    1. In baking, cakes made with room temperature eggs rise more than if cold eggs are used. Omelettes cook so fast that the bottom part will overcook by the time the top area of a cold-egg omelette is done cooking. So the most tender omelettes are those made from room temperature eggs. Just-laid eggs have a protective coating which make them safe to store at room temperature, but that coating is washed off by processors of commercially packed eggs. Refrigerated eggs can be easily warmed up by a few minutes in a bowl of hot tap water.

      Folding whipped egg whites into pancake batter makes a lighter batter and fluffier, more tender pancake. If you don't want to bother, try whisking the whole eggs briskly and substituting applesauce for half the milk in the recipe. This makes a very tender, moist pancake with a hint of sweetness but not identifiably apple-tasting.

      1. I think many things you cook should (ideally) be at room temperature. Unless you're specifically making something that needs to be cold like cold butter/lard for a pie crust or ice in a drink, try to let it warm for a little bit. That goes for whole chicken, steaks, chops, Thanksgiving turkey, eggs, etc. Granted it doesn't always make a lot of sense for some things but letting items like a rib roast or a whole turkey warm a bit allows them to cook more evenly.

        1. Eggs are easier to separate when cold rather then room tem. The reason why you want room temp whole eggs in a recipe is as what greygarious has posted.

          When you heat up eggs the eggs expand due to the heat. If you ever made a soufflé, depending on the recipe the soufflé will deflate after removing from the hot oven.

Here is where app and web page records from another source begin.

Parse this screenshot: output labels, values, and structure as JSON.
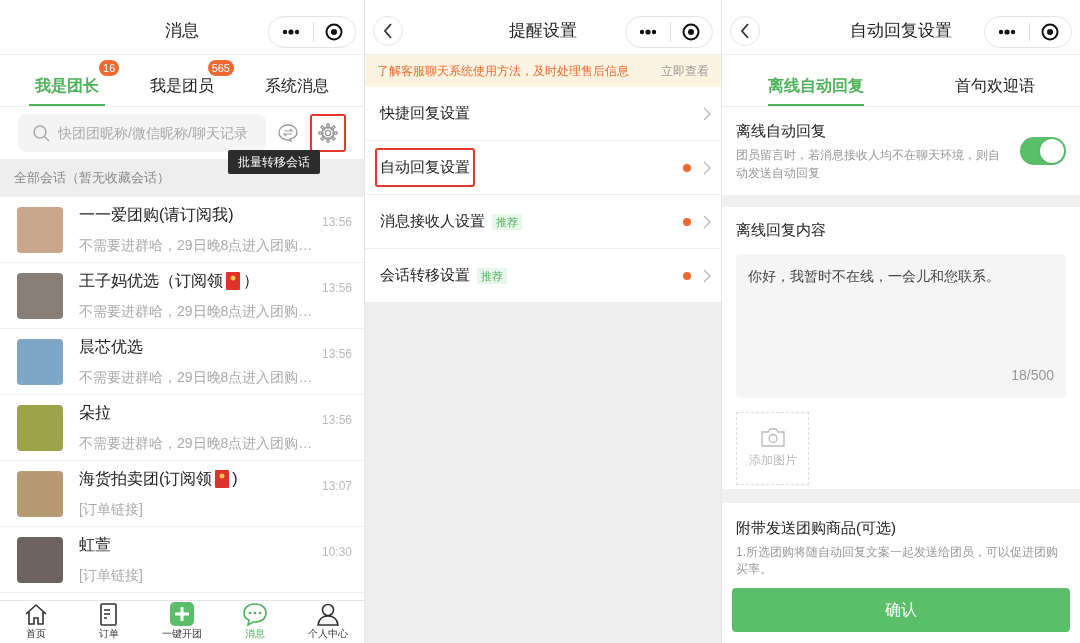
{
  "panels": [
    {
      "title": "消息",
      "back": false,
      "tabs": [
        {
          "label": "我是团长",
          "badge": "16",
          "selected": true
        },
        {
          "label": "我是团员",
          "badge": "565",
          "selected": false
        },
        {
          "label": "系统消息",
          "selected": false
        }
      ],
      "search": {
        "placeholder": "快团团昵称/微信昵称/聊天记录"
      },
      "settings_highlighted": true,
      "tooltip": "批量转移会话",
      "section_label": "全部会话（暂无收藏会话）",
      "chats": [
        {
          "name": "一一爱团购(请订阅我)",
          "envelope": false,
          "preview": "不需要进群哈，29日晚8点进入团购…",
          "time": "13:56",
          "color": "#c9a58a"
        },
        {
          "name": "王子妈优选（订阅领",
          "envelope": true,
          "name_tail": "）",
          "preview": "不需要进群哈，29日晚8点进入团购…",
          "time": "13:56",
          "color": "#8a7f76"
        },
        {
          "name": "晨芯优选",
          "envelope": false,
          "preview": "不需要进群哈，29日晚8点进入团购…",
          "time": "13:56",
          "color": "#7fa6c4"
        },
        {
          "name": "朵拉",
          "envelope": false,
          "preview": "不需要进群哈，29日晚8点进入团购…",
          "time": "13:56",
          "color": "#9aa24a"
        },
        {
          "name": "海货拍卖团(订阅领",
          "envelope": true,
          "name_tail": ")",
          "preview": "[订单链接]",
          "time": "13:07",
          "color": "#b79a72"
        },
        {
          "name": "虹萱",
          "envelope": false,
          "preview": "[订单链接]",
          "time": "10:30",
          "color": "#6f6360"
        }
      ],
      "nav": [
        {
          "label": "首页",
          "kind": "home",
          "selected": false
        },
        {
          "label": "订单",
          "kind": "order",
          "selected": false
        },
        {
          "label": "一键开团",
          "kind": "plus",
          "selected": false
        },
        {
          "label": "消息",
          "kind": "chat",
          "selected": true
        },
        {
          "label": "个人中心",
          "kind": "person",
          "selected": false
        }
      ]
    },
    {
      "title": "提醒设置",
      "back": true,
      "banner": {
        "text": "了解客服聊天系统使用方法，及时处理售后信息",
        "action": "立即查看"
      },
      "items": [
        {
          "label": "快捷回复设置",
          "dot": false,
          "highlighted": false
        },
        {
          "label": "自动回复设置",
          "dot": true,
          "highlighted": true
        },
        {
          "label": "消息接收人设置",
          "tag": "推荐",
          "dot": true,
          "highlighted": false
        },
        {
          "label": "会话转移设置",
          "tag": "推荐",
          "dot": true,
          "highlighted": false
        }
      ]
    },
    {
      "title": "自动回复设置",
      "back": true,
      "tabs": [
        {
          "label": "离线自动回复",
          "selected": true
        },
        {
          "label": "首句欢迎语",
          "selected": false
        }
      ],
      "toggle": {
        "label": "离线自动回复",
        "description": "团员留言时，若消息接收人均不在聊天环境，则自动发送自动回复",
        "on": true
      },
      "content": {
        "label": "离线回复内容",
        "value": "你好，我暂时不在线，一会儿和您联系。",
        "counter": "18/500",
        "add_image": "添加图片"
      },
      "goods": {
        "title": "附带发送团购商品(可选)",
        "description": "1.所选团购将随自动回复文案一起发送给团员，可以促进团购买率。"
      },
      "confirm": "确认"
    }
  ]
}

          When ever I make pancakes I always separate the yoke and whites, and make the whites into meringue and then fold into the batter at the last second. This creates a lighter pancake.

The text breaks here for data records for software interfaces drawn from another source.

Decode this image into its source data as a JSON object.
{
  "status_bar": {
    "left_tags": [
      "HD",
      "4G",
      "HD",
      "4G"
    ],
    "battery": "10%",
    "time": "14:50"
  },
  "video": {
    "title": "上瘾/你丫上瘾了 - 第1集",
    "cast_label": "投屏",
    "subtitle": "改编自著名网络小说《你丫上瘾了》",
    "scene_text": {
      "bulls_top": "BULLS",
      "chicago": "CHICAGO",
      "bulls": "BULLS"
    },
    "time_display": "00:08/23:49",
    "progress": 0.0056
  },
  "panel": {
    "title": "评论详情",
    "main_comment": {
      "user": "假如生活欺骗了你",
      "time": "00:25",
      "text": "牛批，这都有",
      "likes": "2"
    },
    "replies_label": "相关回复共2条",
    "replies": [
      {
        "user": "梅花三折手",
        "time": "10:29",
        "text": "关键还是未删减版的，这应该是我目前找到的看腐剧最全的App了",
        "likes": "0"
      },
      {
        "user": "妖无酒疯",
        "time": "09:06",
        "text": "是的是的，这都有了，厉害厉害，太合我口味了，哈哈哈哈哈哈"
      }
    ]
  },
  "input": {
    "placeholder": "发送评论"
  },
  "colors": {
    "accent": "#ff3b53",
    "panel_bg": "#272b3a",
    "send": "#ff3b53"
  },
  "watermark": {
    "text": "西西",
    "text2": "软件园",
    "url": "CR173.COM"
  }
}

          I do the same when I make fish & chips; I fold in the meringue into the fish batter. Again, makes for a lighter and crisper batter.

          As for making sponge, I never use chemical leaveners such as baking powder or baking soda. I use the eggs to allow my sponge to rise and for structure.

          2 Replies
          1. re: Pastryrocks

            You're wrong but you're right. In terms of your souffle comment, eggs do not expand due to oven heat, a souffle expands because of hot air and steam. When you remove the souffle from the oven, it can collapse because there is no longer a heat source to keep the air and steam hot.

            The basic principle applies to the other items you mentioned. Air is... well, light and "airy" so when you whip up egg whites and incorporate air, you're going to make the item they go in to, lighter. Egg whites also get crispy (like meringue cookies for instance). Combine everything and you get what you have described.

            1. re: HaagenDazs

              Thanks, I should have said tomato instead of tomahto.

          2. Not to get too argumentative here, but I've kept my eggs at (cool) room temperature for years, and haven't had more than the usual percentage of bum ones. I've read that in many European countries, they're routinely sold from unrefrigerated shelves. Suit yourself, of course, but it's a long time since I've had to bother with preheating an egg.

            4 Replies
            1. re: Will Owen

              how long can they sit out for?

              i don't keep butter in the fridge and some people have thought that was strange as well.................

              1. re: dumpycactus

                I've kept eggs unrefrigerated for up to 2 weeks. No problems.

                1. re: dumpycactus

                  Mine seldom stay out more than a week, since that's how long a dozen usually lasts around here - less, if I use any as ingredients. If I used butter regularly I'd keep that out too, except in hot weather, but that Earth Balance tub margarine we're using turns liquid if it's the least bit warm, and any butter I get has to be wrapped and refrigerated between very infrequent usage. Even at that, the last bit I had got moldy on me.

                  1. re: Will Owen

                    That's what we call "free blue cheese"! '-)